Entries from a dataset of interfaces

┌──

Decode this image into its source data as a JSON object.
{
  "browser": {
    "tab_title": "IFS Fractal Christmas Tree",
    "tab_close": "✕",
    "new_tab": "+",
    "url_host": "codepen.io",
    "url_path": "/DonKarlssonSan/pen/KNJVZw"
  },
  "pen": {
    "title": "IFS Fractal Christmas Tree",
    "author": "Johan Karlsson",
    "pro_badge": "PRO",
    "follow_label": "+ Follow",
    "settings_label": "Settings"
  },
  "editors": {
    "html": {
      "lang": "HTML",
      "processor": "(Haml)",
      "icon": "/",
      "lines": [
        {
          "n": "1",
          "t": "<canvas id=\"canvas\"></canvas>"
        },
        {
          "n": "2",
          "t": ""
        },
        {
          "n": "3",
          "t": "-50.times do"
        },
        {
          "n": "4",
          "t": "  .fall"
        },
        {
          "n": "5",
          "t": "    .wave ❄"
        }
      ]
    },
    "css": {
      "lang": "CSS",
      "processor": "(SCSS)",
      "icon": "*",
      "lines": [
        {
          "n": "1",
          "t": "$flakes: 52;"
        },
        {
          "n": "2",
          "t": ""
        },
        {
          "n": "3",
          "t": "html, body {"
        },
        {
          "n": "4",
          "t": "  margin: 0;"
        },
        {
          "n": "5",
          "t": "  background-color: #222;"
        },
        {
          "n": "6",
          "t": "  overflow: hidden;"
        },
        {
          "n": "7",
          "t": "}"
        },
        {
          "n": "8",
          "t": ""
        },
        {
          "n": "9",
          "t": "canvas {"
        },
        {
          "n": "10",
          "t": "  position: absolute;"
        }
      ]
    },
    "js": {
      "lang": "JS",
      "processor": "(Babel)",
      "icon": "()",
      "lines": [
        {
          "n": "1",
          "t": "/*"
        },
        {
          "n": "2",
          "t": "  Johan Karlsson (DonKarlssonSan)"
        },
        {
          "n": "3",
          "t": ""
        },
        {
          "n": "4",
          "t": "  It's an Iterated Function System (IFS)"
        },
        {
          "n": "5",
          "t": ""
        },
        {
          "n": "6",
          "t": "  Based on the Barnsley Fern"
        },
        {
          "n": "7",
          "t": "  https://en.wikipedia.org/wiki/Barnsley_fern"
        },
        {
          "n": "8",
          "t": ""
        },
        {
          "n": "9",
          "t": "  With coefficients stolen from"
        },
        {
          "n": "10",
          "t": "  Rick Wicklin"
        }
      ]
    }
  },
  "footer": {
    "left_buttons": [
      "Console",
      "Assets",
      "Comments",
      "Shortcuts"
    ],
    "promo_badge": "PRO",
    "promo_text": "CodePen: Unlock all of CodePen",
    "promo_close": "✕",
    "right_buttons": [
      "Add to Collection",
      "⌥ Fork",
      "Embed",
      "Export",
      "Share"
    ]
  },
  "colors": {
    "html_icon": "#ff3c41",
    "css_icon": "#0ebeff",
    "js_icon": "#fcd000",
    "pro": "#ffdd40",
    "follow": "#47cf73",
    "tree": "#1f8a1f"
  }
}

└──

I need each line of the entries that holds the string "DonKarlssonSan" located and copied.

    "url_path": "/DonKarlssonSan/pen/KNJVZw"
          "t": "  Johan Karlsson (DonKarlssonSan)"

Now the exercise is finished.